ASSIGNMENT: Where a line in the material below has the string "data", please report it.

= Beginning of Section =

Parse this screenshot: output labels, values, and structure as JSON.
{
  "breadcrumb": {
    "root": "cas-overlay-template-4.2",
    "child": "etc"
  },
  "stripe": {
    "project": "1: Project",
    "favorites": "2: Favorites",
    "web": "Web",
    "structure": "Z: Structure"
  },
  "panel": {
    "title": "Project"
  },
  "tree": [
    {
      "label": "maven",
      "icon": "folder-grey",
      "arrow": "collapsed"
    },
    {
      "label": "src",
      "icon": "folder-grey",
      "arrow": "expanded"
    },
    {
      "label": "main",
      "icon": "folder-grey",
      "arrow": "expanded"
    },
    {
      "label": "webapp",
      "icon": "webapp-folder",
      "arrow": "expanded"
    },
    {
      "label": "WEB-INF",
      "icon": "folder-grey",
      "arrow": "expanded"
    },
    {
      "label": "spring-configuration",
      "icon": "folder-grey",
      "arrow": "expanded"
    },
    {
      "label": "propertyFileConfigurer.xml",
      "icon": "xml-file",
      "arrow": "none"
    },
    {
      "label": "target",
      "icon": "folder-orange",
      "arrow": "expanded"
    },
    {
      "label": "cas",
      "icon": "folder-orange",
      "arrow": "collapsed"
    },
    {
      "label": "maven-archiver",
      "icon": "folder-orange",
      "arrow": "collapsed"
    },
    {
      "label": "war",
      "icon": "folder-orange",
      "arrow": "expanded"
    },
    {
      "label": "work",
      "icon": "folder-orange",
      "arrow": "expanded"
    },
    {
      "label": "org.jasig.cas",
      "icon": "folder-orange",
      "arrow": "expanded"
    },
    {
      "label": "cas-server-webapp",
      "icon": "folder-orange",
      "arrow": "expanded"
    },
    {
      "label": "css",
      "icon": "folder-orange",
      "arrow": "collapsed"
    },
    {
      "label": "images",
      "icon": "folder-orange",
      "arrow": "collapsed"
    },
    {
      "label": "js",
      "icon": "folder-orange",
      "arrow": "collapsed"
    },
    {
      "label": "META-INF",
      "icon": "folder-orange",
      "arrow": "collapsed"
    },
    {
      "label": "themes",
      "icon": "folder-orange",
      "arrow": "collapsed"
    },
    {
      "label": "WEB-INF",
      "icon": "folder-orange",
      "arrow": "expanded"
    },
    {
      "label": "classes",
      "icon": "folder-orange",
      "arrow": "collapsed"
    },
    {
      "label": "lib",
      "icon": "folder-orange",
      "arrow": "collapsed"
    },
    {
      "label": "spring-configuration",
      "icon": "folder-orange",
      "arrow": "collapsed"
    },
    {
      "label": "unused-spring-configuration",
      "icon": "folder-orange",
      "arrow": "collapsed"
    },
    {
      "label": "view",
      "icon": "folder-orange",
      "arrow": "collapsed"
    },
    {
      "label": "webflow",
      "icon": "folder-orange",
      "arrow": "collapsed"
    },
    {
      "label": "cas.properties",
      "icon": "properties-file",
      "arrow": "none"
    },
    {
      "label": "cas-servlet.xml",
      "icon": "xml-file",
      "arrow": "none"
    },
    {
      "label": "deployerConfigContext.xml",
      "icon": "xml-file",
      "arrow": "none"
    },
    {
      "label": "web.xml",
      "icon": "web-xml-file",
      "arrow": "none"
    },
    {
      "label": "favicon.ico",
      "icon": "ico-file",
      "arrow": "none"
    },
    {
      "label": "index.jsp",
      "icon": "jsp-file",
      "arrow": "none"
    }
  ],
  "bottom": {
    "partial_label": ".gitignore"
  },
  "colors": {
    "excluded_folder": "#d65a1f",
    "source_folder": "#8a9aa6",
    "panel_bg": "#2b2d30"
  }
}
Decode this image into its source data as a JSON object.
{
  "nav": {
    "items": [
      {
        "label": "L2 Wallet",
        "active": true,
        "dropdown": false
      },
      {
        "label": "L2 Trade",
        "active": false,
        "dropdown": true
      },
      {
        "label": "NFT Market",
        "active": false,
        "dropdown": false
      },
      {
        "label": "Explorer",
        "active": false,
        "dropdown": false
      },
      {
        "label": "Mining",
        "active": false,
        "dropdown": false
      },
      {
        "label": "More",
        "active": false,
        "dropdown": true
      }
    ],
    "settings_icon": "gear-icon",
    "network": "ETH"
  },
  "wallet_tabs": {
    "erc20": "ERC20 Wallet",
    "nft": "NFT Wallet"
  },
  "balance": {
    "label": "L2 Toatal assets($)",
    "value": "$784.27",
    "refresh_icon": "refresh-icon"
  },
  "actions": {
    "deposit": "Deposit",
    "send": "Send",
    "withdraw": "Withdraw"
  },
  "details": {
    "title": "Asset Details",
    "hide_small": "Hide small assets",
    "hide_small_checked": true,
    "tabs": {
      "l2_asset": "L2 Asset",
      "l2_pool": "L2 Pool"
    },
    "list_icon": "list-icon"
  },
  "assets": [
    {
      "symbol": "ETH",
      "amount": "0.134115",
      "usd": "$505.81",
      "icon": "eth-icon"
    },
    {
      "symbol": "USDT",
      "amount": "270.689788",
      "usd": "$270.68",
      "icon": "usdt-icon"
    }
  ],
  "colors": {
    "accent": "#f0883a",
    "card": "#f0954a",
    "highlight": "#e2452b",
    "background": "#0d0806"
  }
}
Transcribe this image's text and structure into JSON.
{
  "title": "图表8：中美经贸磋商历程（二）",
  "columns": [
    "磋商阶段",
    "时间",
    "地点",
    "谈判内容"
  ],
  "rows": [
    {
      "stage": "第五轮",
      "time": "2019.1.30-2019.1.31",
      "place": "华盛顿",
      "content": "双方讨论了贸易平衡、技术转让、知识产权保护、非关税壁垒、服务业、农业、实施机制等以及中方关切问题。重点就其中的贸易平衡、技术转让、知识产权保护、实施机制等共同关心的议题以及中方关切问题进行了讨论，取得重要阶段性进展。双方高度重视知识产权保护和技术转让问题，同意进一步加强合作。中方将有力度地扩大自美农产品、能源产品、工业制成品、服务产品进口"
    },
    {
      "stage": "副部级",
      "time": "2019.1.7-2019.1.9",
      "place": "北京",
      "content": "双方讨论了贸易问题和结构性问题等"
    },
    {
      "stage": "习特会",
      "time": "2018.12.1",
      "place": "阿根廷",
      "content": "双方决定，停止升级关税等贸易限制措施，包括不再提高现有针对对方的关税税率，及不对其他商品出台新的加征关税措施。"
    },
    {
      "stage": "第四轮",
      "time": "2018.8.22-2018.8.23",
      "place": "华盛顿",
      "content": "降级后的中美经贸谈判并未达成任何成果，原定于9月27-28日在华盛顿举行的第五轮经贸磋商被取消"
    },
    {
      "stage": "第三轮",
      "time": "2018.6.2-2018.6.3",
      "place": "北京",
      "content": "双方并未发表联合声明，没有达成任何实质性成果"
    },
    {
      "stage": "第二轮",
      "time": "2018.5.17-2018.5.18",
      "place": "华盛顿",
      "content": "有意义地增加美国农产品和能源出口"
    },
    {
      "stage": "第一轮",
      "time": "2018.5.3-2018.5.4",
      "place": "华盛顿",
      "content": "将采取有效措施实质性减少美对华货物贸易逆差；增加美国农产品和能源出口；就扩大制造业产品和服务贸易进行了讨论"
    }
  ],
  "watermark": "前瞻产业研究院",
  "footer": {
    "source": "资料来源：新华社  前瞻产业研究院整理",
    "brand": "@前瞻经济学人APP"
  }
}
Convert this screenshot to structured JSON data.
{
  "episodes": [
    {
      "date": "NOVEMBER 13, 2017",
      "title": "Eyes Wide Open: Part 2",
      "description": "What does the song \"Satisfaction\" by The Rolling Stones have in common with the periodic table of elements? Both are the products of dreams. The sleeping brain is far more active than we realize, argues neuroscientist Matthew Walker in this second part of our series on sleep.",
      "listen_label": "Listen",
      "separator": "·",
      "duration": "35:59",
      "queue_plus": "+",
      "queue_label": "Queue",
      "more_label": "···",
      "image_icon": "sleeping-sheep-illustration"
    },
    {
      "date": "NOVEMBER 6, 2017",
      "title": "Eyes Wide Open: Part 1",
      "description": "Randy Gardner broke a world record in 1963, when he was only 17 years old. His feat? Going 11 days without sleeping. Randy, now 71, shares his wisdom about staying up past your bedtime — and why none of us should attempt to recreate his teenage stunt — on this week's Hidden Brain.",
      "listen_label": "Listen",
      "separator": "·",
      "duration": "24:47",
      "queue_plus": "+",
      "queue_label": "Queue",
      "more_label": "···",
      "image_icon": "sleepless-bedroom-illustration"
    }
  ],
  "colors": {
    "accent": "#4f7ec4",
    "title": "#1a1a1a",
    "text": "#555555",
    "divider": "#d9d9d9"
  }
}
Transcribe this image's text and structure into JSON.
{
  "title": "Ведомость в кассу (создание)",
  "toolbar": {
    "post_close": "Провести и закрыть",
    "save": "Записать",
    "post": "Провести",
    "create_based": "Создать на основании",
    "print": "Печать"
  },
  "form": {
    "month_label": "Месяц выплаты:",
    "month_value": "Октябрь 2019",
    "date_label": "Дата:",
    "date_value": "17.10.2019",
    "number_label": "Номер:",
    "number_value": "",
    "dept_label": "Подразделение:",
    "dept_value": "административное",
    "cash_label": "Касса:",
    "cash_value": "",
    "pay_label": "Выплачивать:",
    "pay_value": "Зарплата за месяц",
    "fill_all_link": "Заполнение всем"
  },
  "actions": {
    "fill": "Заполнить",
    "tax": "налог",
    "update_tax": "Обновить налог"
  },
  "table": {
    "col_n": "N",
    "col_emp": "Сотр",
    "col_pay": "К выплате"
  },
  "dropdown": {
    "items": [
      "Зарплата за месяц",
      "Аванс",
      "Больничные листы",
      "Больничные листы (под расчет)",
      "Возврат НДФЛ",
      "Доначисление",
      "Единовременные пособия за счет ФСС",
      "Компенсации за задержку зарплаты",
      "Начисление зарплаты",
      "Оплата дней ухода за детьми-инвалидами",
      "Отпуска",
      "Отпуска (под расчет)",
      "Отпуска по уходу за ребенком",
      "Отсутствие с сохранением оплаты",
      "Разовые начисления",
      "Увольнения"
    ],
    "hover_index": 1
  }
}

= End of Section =

YOUR SOLUTION:
Decode this image into its source data as a JSON object.
Convert this screenshot to structured JSON data.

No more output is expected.